By Chuck Sudo in Food on Mar 9, 2009 4:20PM

2007_10_yelplogo.jpgYelp!, the user content-generated website that touts itself as "real people, real reviews," has come under fire in recent weeks over allegations their advertising sales team has been contacting businesses offering to "move down" negative reviews of their establishments in exchange for advertising on the site.

It's only the latest in a series of affronts facing the company, ranging from allegations that rave reviews can be bought to its stumbles with transparency and accountability and the practice of some Yelpers to not even engage with anonymity. But it's the advertising story that won't go away; it's even gotten to the point where Yelp CEO Jeremy Stoppelman has aggressively combated the allegations in mainstream media, his own blog, and Twitter.

Now some of Our Town's restaurateurs are coming forward with their own claims about the unscrupulous workings of Yelp's ad sales team. Both Ina's owner Ina Pinkney and Patty Rothman of More Cupcakes told the Tribune's Monica Eng that Yelp staffers offered to "rearrange" their reviews so that positive ones would be the first readers would see in exchange for sponsoring a Yelp event for free (Rothman obliged). Stoppelman told Eng, "'I guarantee that there is no link between' review placement and advertising." Cindy Kurman, owner of Kurman Communications, said that Yelp is "a good idea and great marketing tool." Kurman speaks from experience: one of her clients is Dine!, which shelled out $1500 to host an event in 2006 for Yelp reviewers, although a Dine spokesperson at the time said that reviewers were not obligated to write reviews.
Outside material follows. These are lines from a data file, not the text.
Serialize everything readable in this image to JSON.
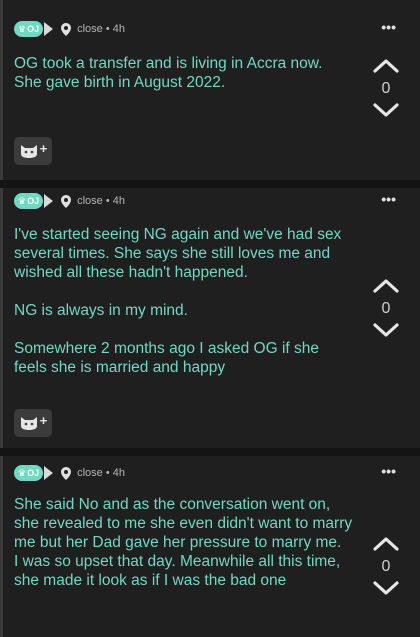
{
  "comments": [
    {
      "badge": "OJ",
      "meta": "close • 4h",
      "more": "•••",
      "text": "OG took a transfer and is living in Accra now.\nShe gave birth in August 2022.",
      "votes": "0"
    },
    {
      "badge": "OJ",
      "meta": "close • 4h",
      "more": "•••",
      "text": "I've started seeing NG again and we've had sex several times. She says she still loves me and wished all these hadn't happened.\n\nNG is always in my mind.\n\nSomewhere 2 months ago I asked OG if she feels she is married and happy",
      "votes": "0"
    },
    {
      "badge": "OJ",
      "meta": "close • 4h",
      "more": "•••",
      "text": "She said No and as the conversation went on, she revealed to me she even didn't want to marry me but her Dad gave her pressure to marry me.\nI was so upset that day. Meanwhile all this time, she made it look as if I was the bad one",
      "votes": "0"
    }
  ],
  "react_plus": "+",
  "colors": {
    "accent": "#6fd9c2",
    "background": "#1b1b1b",
    "text_secondary": "#b5b5b5"
  },
  "icons": [
    "crown-icon",
    "play-arrow-icon",
    "location-pin-icon",
    "more-dots-icon",
    "upvote-chevron-icon",
    "downvote-chevron-icon",
    "cat-reaction-icon"
  ]
}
The main issue here is one of transparency. Yelp is far and away the most popular user review site on the web, particularly for nascent foodies looking for an opinion of a particular restaurant. A vindictive or outright false review from a user can have some restaurant owners sweating at night. A couple have even expressed concern to us about the implications of a negative Yelp review. In a wild frontier like the Web, one negative review can spiral into a echo chamber that a business owner can find tough to fight. Given the vigor with which Stoppelman has fought to combat the allegations, it makes one wonder if he seems to be protesting a bit too much.